**What this task involves**
Among the records, which lines hold the word "name"? Pick them out.

━━━━━ Material for the task

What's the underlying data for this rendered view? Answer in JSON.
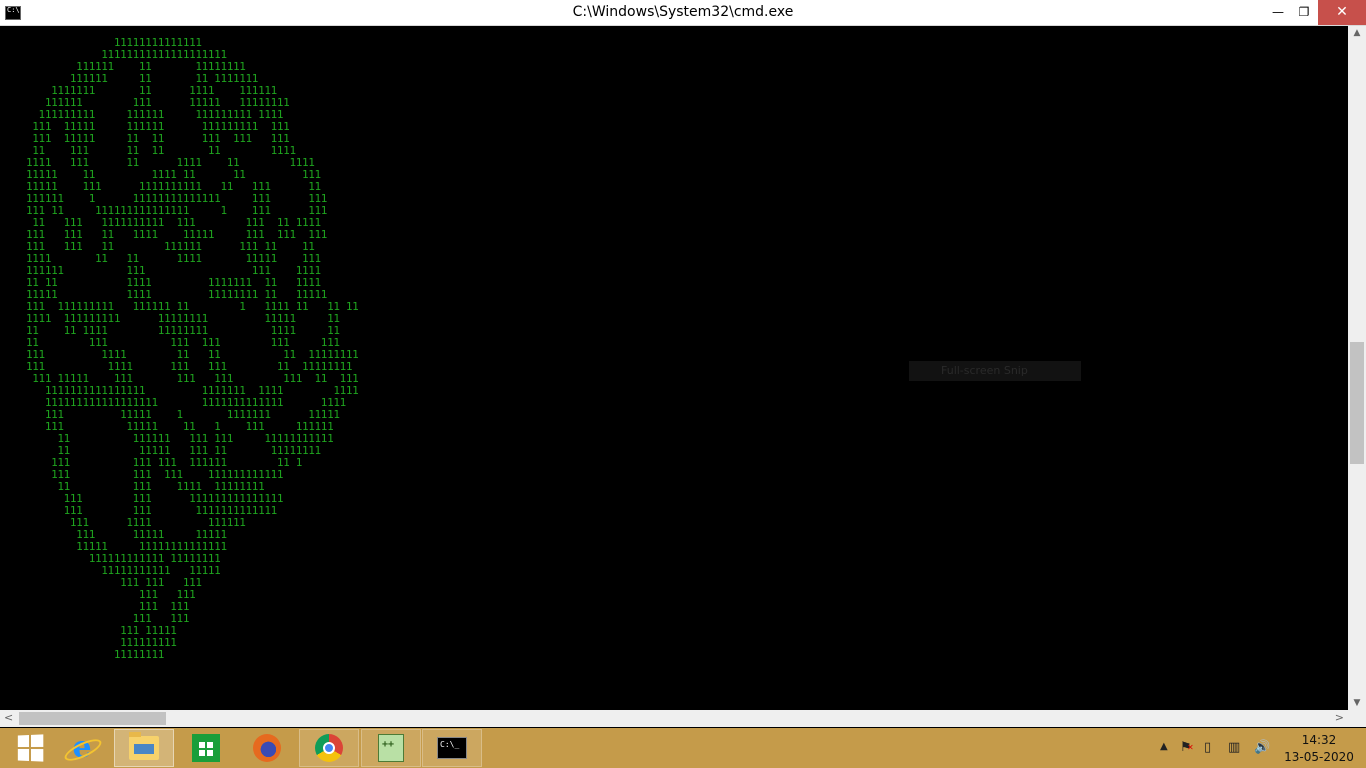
{
  "window": {
    "title": "C:\\Windows\\System32\\cmd.exe",
    "minimize_glyph": "—",
    "maximize_glyph": "❐",
    "close_glyph": "✕"
  },
  "console": {
    "text_color": "#1fa41f",
    "art_lines": [
      "              11111111111111",
      "            11111111111111111111",
      "        111111    11       11111111",
      "       111111     11       11 1111111",
      "    1111111       11      1111    111111",
      "   111111        111      11111   11111111",
      "  111111111     111111     111111111 1111",
      " 111  11111     111111      111111111  111",
      " 111  11111     11  11      111  111   111",
      " 11    111      11  11       11        1111",
      "1111   111      11      1111    11        1111",
      "11111    11         1111 11      11         111",
      "11111    111      1111111111   11   111      11",
      "111111    1      11111111111111     111      111",
      "111 11     111111111111111     1    111      111",
      " 11   111   1111111111  111        111  11 1111",
      "111   111   11   1111    11111     111  111  111",
      "111   111   11        111111      111 11    11",
      "1111       11   11      1111       11111    111",
      "111111          111                 111    1111",
      "11 11           1111         1111111  11   1111",
      "11111           1111         11111111 11   11111",
      "111  111111111   111111 11        1   1111 11   11 11",
      "1111  111111111      11111111         11111     11",
      "11    11 1111        11111111          1111     11",
      "11        111          111  111        111     111",
      "111         1111        11   11          11  11111111",
      "111          1111      111   111        11  11111111",
      " 111 11111    111       111   111        111  11  111",
      "   1111111111111111         1111111  1111        1111",
      "   111111111111111111       1111111111111      1111",
      "   111         11111    1       1111111      11111",
      "   111          11111    11   1    111     111111",
      "     11          111111   111 111     11111111111",
      "     11           11111   111 11       11111111",
      "    111          111 111  111111        11 1",
      "    111          111  111    111111111111",
      "     11          111    1111  11111111",
      "      111        111      111111111111111",
      "      111        111       1111111111111",
      "       111      1111         111111",
      "        111      11111     11111",
      "        11111     11111111111111",
      "          111111111111 11111111",
      "            11111111111   11111",
      "               111 111   111",
      "                  111   111",
      "                  111  111",
      "                 111   111",
      "               111 11111",
      "               111111111",
      "              11111111"
    ],
    "snip_tooltip": "Full-screen Snip"
  },
  "taskbar": {
    "color": "#c59b4a",
    "apps": [
      {
        "name": "start",
        "icon": "windows-logo-icon"
      },
      {
        "name": "internet-explorer",
        "icon": "internet-explorer-icon"
      },
      {
        "name": "file-explorer",
        "icon": "folder-icon"
      },
      {
        "name": "store",
        "icon": "store-icon"
      },
      {
        "name": "firefox",
        "icon": "firefox-icon"
      },
      {
        "name": "chrome",
        "icon": "chrome-icon"
      },
      {
        "name": "notepad-plus-plus",
        "icon": "notepad-plus-plus-icon"
      },
      {
        "name": "command-prompt",
        "icon": "command-prompt-icon"
      }
    ],
    "tray": {
      "overflow_glyph": "▲",
      "flag_glyph": "⚑",
      "device_glyph": "▯",
      "network_glyph": "▥",
      "volume_glyph": "🔊"
    },
    "clock": {
      "time": "14:32",
      "date": "13-05-2020"
    }
  }
}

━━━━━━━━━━

**Result**
        "name": "start",
        "name": "internet-explorer",
        "name": "file-explorer",
        "name": "store",
        "name": "firefox",
        "name": "chrome",
        "name": "notepad-plus-plus",
        "name": "command-prompt",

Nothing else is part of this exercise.